Trichotomy – Variations – Naim naimcd131, 64:54 ***1/2:
(Sean Foran – piano; John Parker – drums; Pat Marchisella – acoustic bass; guests on track 4: Christa Powell – violin; Bernard Hoey – viola; John Babbage – alto saxophone; guests on track 5: Peter Knight – trumpet; Lawrence English – electronics)
There is an exoticness to Australia: those not from Down Under expect unusual characteristics from the land of kangaroos, wombats and koala bears. And so it is with the diverse music by Australian trio Trichotomy. The threesome’s third outing, Variations – the first to be released internationally – lives up to the definition of the band’s name: a splitting into three parts or an idea that has a threefold nature.
Fittingly, the ten tracks show the group’s variable influences and directions. There are traces of European jazz and forward-thinking modernity (Vijay Iyer or The Bad Plus come to mind) with smidgens of post-rock and ambient techno, filtered into a symmetry between notated composition and completely free improvisation that is neither jazz nor rock but a combination of both.
Pianist Sean Foran, drummer John Parker and acoustic bassist Pat Marchisella founded their trio in 1999 while studying music in Queensland and decided there would be no leaders in this non-traditional conventional trio format. All three compose: Foran has five tracks, Parker has four and Marchisella is given credit on the album’s final improvisation. Additionally, no one instrument ever dominates: piano, bass and drums take up both solo and rhythmic space.
Variations opens with Foran’s mid-tempo, Latin-tinged “Island of the Sun,” where Foran’s sweeping piano lines, intricate left-hand reiterations and countermelodies are balanced against his contemplative maneuvers; at the same time, Marchisella illustrates his capacity with bass contributions that move from classic jazz to heavy, amplified distortion. Foran’s aptly titled “Branching Out” is another piece that combines lyrical passages with deep-pocket grooves within a constantly shifting framework. The players’ interaction is clairvoyant and fluent while exploring their collective communication.

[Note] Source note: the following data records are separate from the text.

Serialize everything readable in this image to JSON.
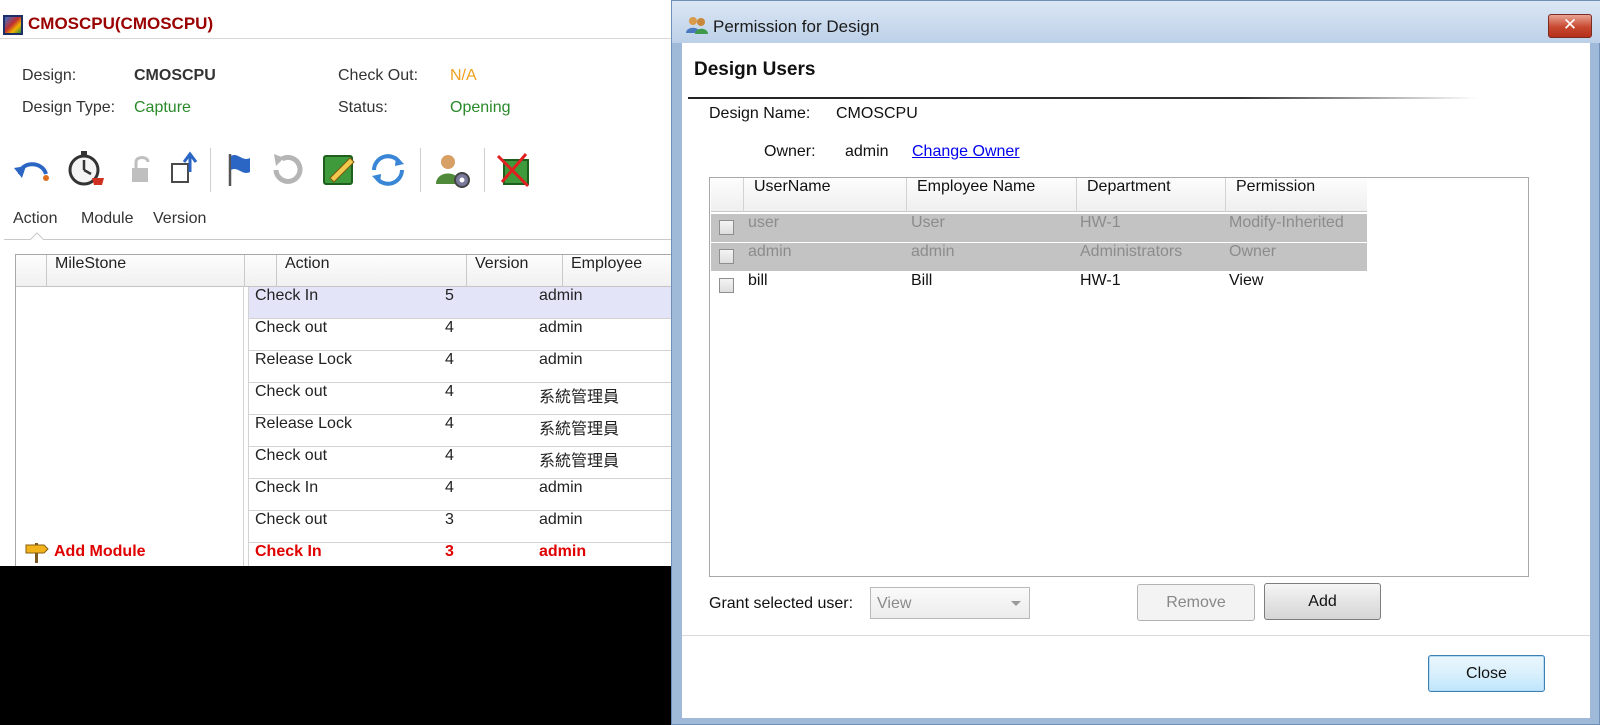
{
  "app": {
    "title": "CMOSCPU(CMOSCPU)",
    "info": {
      "design_label": "Design:",
      "design_value": "CMOSCPU",
      "design_type_label": "Design Type:",
      "design_type_value": "Capture",
      "checkout_label": "Check Out:",
      "checkout_value": "N/A",
      "status_label": "Status:",
      "status_value": "Opening"
    },
    "toolbar_icons": [
      "undo-icon",
      "timer-cart-icon",
      "lock-icon",
      "upload-icon",
      "flag-icon",
      "refresh-gray-icon",
      "edit-design-icon",
      "sync-icon",
      "user-settings-icon",
      "delete-design-icon"
    ],
    "tabs": [
      "Action",
      "Module",
      "Version"
    ],
    "grid": {
      "columns": [
        "MileStone",
        "Action",
        "Version",
        "Employee"
      ],
      "rows": [
        {
          "action": "Check In",
          "version": "5",
          "employee": "admin",
          "selected": true
        },
        {
          "action": "Check out",
          "version": "4",
          "employee": "admin"
        },
        {
          "action": "Release Lock",
          "version": "4",
          "employee": "admin"
        },
        {
          "action": "Check out",
          "version": "4",
          "employee": "系統管理員"
        },
        {
          "action": "Release Lock",
          "version": "4",
          "employee": "系統管理員"
        },
        {
          "action": "Check out",
          "version": "4",
          "employee": "系統管理員"
        },
        {
          "action": "Check In",
          "version": "4",
          "employee": "admin"
        },
        {
          "action": "Check out",
          "version": "3",
          "employee": "admin"
        },
        {
          "action": "Check In",
          "version": "3",
          "employee": "admin",
          "highlight": "red"
        }
      ],
      "milestone_label": "Add Module"
    }
  },
  "dialog": {
    "title": "Permission for Design",
    "heading": "Design Users",
    "design_name_label": "Design Name:",
    "design_name_value": "CMOSCPU",
    "owner_label": "Owner:",
    "owner_value": "admin",
    "change_owner_link": "Change Owner",
    "users_table": {
      "columns": [
        "UserName",
        "Employee Name",
        "Department",
        "Permission"
      ],
      "rows": [
        {
          "username": "user",
          "employee_name": "User",
          "department": "HW-1",
          "permission": "Modify-Inherited",
          "disabled": true
        },
        {
          "username": "admin",
          "employee_name": "admin",
          "department": "Administrators",
          "permission": "Owner",
          "disabled": true
        },
        {
          "username": "bill",
          "employee_name": "Bill",
          "department": "HW-1",
          "permission": "View",
          "disabled": false
        }
      ]
    },
    "grant_label": "Grant selected user:",
    "grant_value": "View",
    "remove_button": "Remove",
    "add_button": "Add",
    "close_button": "Close"
  },
  "colors": {
    "app_title": "#9a0000",
    "checkout_value": "#f0a020",
    "status_value": "#2a8a2a",
    "design_type_value": "#2a8a2a",
    "selected_row": "#e3e4f7",
    "link": "#0000ee",
    "disabled_row": "#c3c3c3"
  }
}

Parker’s tunes have experimental sensibilities that exhibit harder rhythms and a modern classical underpinning, exemplified during “Start,” which merges elements of minimalism with a slice of folk, abetted by creative metallic echoes, violin and viola, and underlying alto saxophone. The track begins with burnished melodic lines and then turns to a pensive, abstract middle section where Foran employs hammered piano strings. The cut ends as it commences with handsome ascending figures. The nervous “Variations on a Bad Day” advances from single-note piano phrases into jumpy rhythmic pacing and then crashes headlong into a magnitude-ten expanse carried by fuzzed-out bass and Foran’s polyrhythmically dense chords.
The concluding tunes showcase Trichotomy’s triple-sided personality. Foran’s inventive “The Unknown” includes percussive portions featuring handclaps, irregular rhythms and Foran’s supportive lyricism. The unearthly improvisation “Labyrinth” is an appropriate closing statement and is marked by Foran’s prepared piano strings, Parker’s scuttling percussion and Marchisella’s mysterious upper register arco bass. The atmospheric, ambient excursion may not rest will with the trad jazz audience but alt-rock fans who know Radiohead or Tortoise will understand the instrumental perception.
Jazz listeners are forewarned: while fidelity and audio quality is finely detailed, the discordance, distortion and dissonance that flow through some – but certainly not all – of the material may not be a treat for some ears. Others – who gravitate toward music inclined to sonic contortion or vortexes – will enjoy the ride.
1. Island of the Sun
2. At the Right Moment
3. Branching Out
6. Variations on a Bad Day
9. The Unknown
— Doug Simpson